Social Security Disability Insurance (SSDI) program is a federally funded and administered program by the U.S. Social Security Administration (SSA). The program pays benefits to people who meet the requirements for disability. Since Social Security benefits are lifetime benefits, you may end up receiving more money than you contributed. For this reason, the Social Security Administration (SSA) is very strict about who can receive benefits so that only those who deserve them can get them. So, what are the eligibility criteria?


You must not be able to work because of a medical issue. Social Security has a precise definition of disability. The condition must seriously limit your ability to perform basic work-related activities like lifting, walking, sitting, standing, or remembering. Note that even if you cannot do the work that you did previously, you must also not be able to do any other work with your medical impairments. Those with partial or short-term disability are not eligible.


Widows and widowers who have a disability must be aged between 50 and 60 to qualify. The medical condition must meet SSA’s definition of disability for adults, and the disability must have started before or within 7 years of the worker’s death. 


You are required to have worked in a job that is covered by Social Security and must have contributed for a combined 5 years in the last 10 years. Social Security work credits are calculated from your total self-employment income or yearly wages. The required amount for getting a work credit is not fixed; it changes from time to time. For example, in 2022, each $1,510 in self-employment income or wages gets you 1 credit. The required number of credits in order to be eligible for disability benefits is dependent on your age when the disability starts. Overall, you require 40 credits, of which 20 must have been earned within the previous 10 years. You may be eligible with fewer credits if you are younger. 


You should not have attained the age of retirement. If you are receiving SSDI benefits and you reach full retirement age, the disability benefits are automatically converted to retirement benefits. The eligible amount does not change.

Personal Details and Documents 

You must provide personal details for identification purposes as well as to confirm how much you are making from your employment or business, the jobs you have worked in over the previous 15 years, and the extent of your injuries. You are also required to provide documents such as medical records, test results and doctors’ reports, self-employment tax returns, W-2 forms and settlement agreements, pay stubs, award letters, or other proof of permanent or temporary workers’ compensation-type benefits received, among others. 
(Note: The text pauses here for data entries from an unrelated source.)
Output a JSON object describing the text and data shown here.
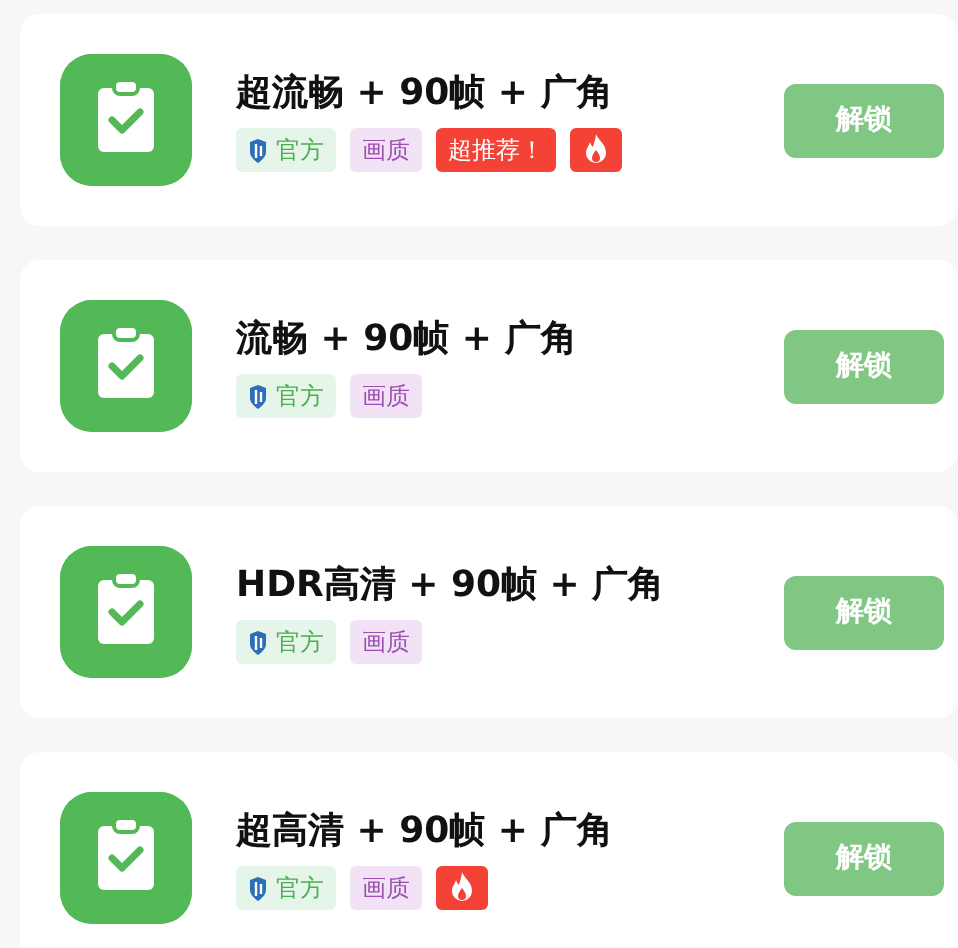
{
  "items": [
    {
      "title": "超流畅 + 90帧 + 广角",
      "tags": [
        {
          "kind": "official",
          "text": "官方"
        },
        {
          "kind": "quality",
          "text": "画质"
        },
        {
          "kind": "recommend",
          "text": "超推荐！"
        },
        {
          "kind": "hot"
        }
      ],
      "button": "解锁"
    },
    {
      "title": "流畅 + 90帧 + 广角",
      "tags": [
        {
          "kind": "official",
          "text": "官方"
        },
        {
          "kind": "quality",
          "text": "画质"
        }
      ],
      "button": "解锁"
    },
    {
      "title": "HDR高清 + 90帧 + 广角",
      "tags": [
        {
          "kind": "official",
          "text": "官方"
        },
        {
          "kind": "quality",
          "text": "画质"
        }
      ],
      "button": "解锁"
    },
    {
      "title": "超高清 + 90帧 + 广角",
      "tags": [
        {
          "kind": "official",
          "text": "官方"
        },
        {
          "kind": "quality",
          "text": "画质"
        },
        {
          "kind": "hot"
        }
      ],
      "button": "解锁"
    }
  ]
}
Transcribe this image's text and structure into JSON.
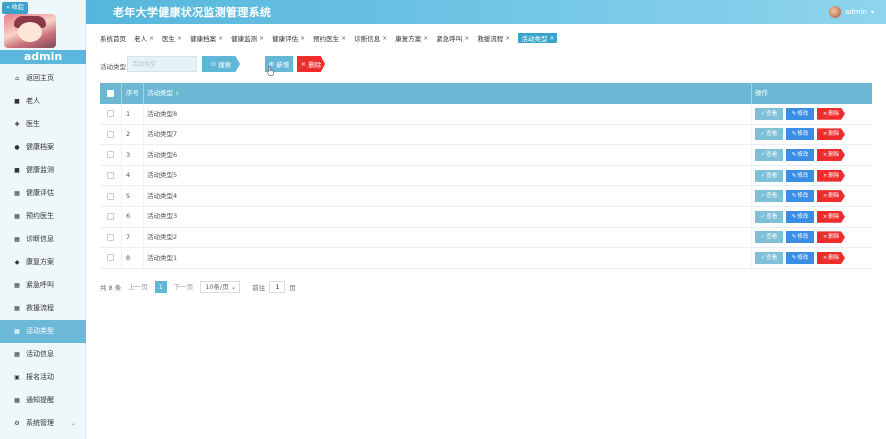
{
  "header": {
    "title": "老年大学健康状况监测管理系统",
    "user": "admin"
  },
  "sidebar": {
    "collapse_label": "« 收起",
    "admin_name": "admin",
    "items": [
      {
        "label": "返回主页",
        "icon": "home-icon",
        "glyph": "⌂"
      },
      {
        "label": "老人",
        "icon": "list-icon",
        "glyph": "■"
      },
      {
        "label": "医生",
        "icon": "doctor-icon",
        "glyph": "✚"
      },
      {
        "label": "健康档案",
        "icon": "person-icon",
        "glyph": "●"
      },
      {
        "label": "健康监测",
        "icon": "monitor-icon",
        "glyph": "■"
      },
      {
        "label": "健康评估",
        "icon": "grid-icon",
        "glyph": "▦"
      },
      {
        "label": "预约医生",
        "icon": "grid-icon",
        "glyph": "▦"
      },
      {
        "label": "诊断信息",
        "icon": "grid-icon",
        "glyph": "▦"
      },
      {
        "label": "康复方案",
        "icon": "pin-icon",
        "glyph": "◆"
      },
      {
        "label": "紧急呼叫",
        "icon": "grid-icon",
        "glyph": "▦"
      },
      {
        "label": "救援流程",
        "icon": "grid-icon",
        "glyph": "▦"
      },
      {
        "label": "活动类型",
        "icon": "grid-icon",
        "glyph": "▦",
        "active": true
      },
      {
        "label": "活动信息",
        "icon": "grid-icon",
        "glyph": "▦"
      },
      {
        "label": "报名活动",
        "icon": "db-icon",
        "glyph": "▣"
      },
      {
        "label": "通知提醒",
        "icon": "grid-icon",
        "glyph": "▦"
      },
      {
        "label": "系统管理",
        "icon": "settings-icon",
        "glyph": "⚙",
        "arrow": "⌄"
      }
    ]
  },
  "tabs": [
    {
      "label": "系统首页",
      "closable": false
    },
    {
      "label": "老人",
      "closable": true
    },
    {
      "label": "医生",
      "closable": true
    },
    {
      "label": "健康档案",
      "closable": true
    },
    {
      "label": "健康监测",
      "closable": true
    },
    {
      "label": "健康评估",
      "closable": true
    },
    {
      "label": "预约医生",
      "closable": true
    },
    {
      "label": "诊断信息",
      "closable": true
    },
    {
      "label": "康复方案",
      "closable": true
    },
    {
      "label": "紧急呼叫",
      "closable": true
    },
    {
      "label": "救援流程",
      "closable": true
    },
    {
      "label": "活动类型",
      "closable": true,
      "active": true
    }
  ],
  "search": {
    "label": "活动类型",
    "placeholder": "活动类型",
    "button": "搜索",
    "add": "新增",
    "delete": "删除"
  },
  "table": {
    "headers": {
      "index": "序号",
      "name": "活动类型",
      "ops": "操作"
    },
    "rows": [
      {
        "index": "1",
        "name": "活动类型8"
      },
      {
        "index": "2",
        "name": "活动类型7"
      },
      {
        "index": "3",
        "name": "活动类型6"
      },
      {
        "index": "4",
        "name": "活动类型5"
      },
      {
        "index": "5",
        "name": "活动类型4"
      },
      {
        "index": "6",
        "name": "活动类型3"
      },
      {
        "index": "7",
        "name": "活动类型2"
      },
      {
        "index": "8",
        "name": "活动类型1"
      }
    ],
    "ops": {
      "view": "查看",
      "edit": "修改",
      "delete": "删除"
    }
  },
  "pager": {
    "total": "共 8 条",
    "prev": "上一页",
    "page": "1",
    "next": "下一页",
    "size": "10条/页",
    "goto": "前往",
    "goto_value": "1",
    "unit": "页"
  },
  "colors": {
    "accent": "#5fb6d6",
    "danger": "#ee2c2c",
    "edit": "#3a8ee6"
  }
}
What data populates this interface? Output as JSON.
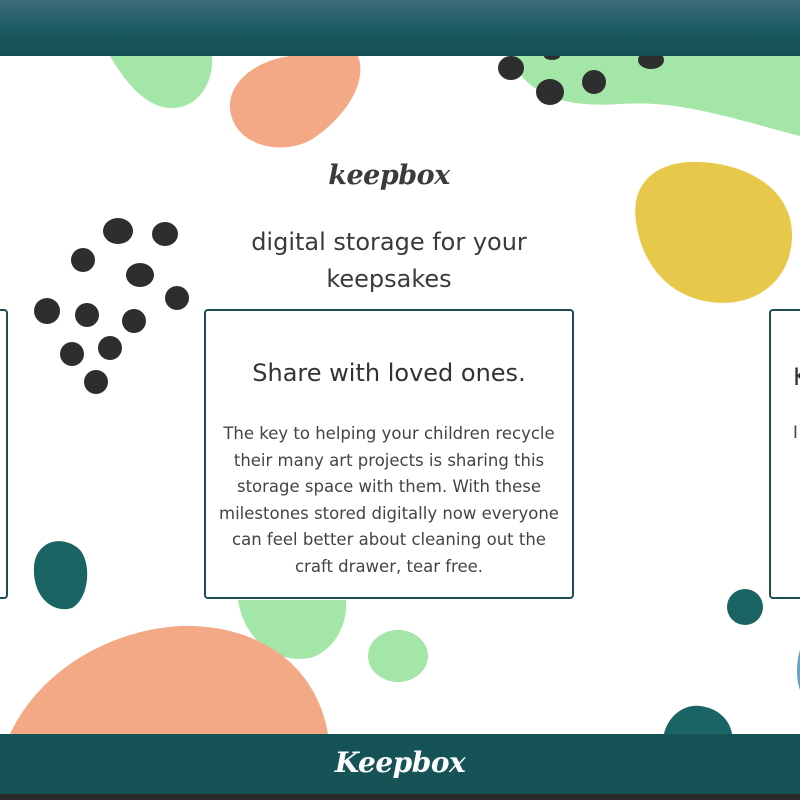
{
  "brand": {
    "logo_text": "keepbox",
    "tagline": "digital storage for your keepsakes"
  },
  "cards": [
    {
      "title": "Share with loved ones.",
      "body": "The key to helping your children recycle their many art projects is sharing this storage space with them. With these milestones stored digitally now everyone can feel better about cleaning out the craft drawer, tear free."
    },
    {
      "title_peek": "K",
      "body_peek": "I"
    }
  ],
  "footer": {
    "logo_text": "Keepbox"
  },
  "colors": {
    "header": "#1b5a60",
    "footer": "#165357",
    "card_border": "#1e4f55",
    "blob_green": "#a3e6a8",
    "blob_salmon": "#f3a886",
    "blob_yellow": "#e8c84a",
    "blob_teal": "#1a6464",
    "dots": "#2e2e2e"
  }
}
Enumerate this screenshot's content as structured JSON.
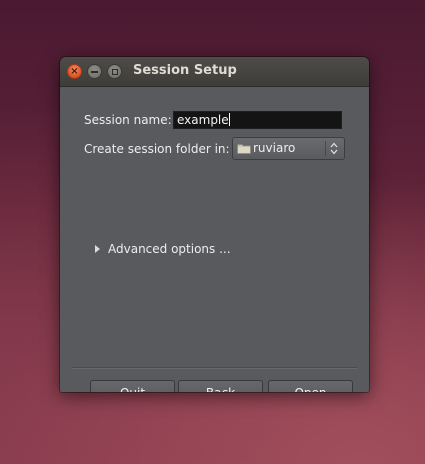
{
  "window": {
    "title": "Session Setup",
    "close_glyph": "×"
  },
  "form": {
    "session_name_label": "Session name:",
    "session_name_value": "example",
    "folder_label": "Create session folder in:",
    "folder_value": "ruviaro",
    "folder_icon": "folder-icon"
  },
  "advanced": {
    "label": "Advanced options ..."
  },
  "buttons": {
    "quit": "Quit",
    "back": "Back",
    "open": "Open"
  },
  "colors": {
    "close_button": "#e15a2a",
    "dialog_background": "#595a5e",
    "titlebar": "#3e3d39"
  }
}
Getting SSDI benefits is not easy due to the strict eligibility criteria, as the Federal Government tries to limit benefits to only those who absolutely need them. For this reason, you should hire a social security law firm to assist you with the application and appeal. At the Social Security Law Center, we have been assisting Bartlesville clients to get the benefits they deserve since 1990. Call us today to schedule a consultation.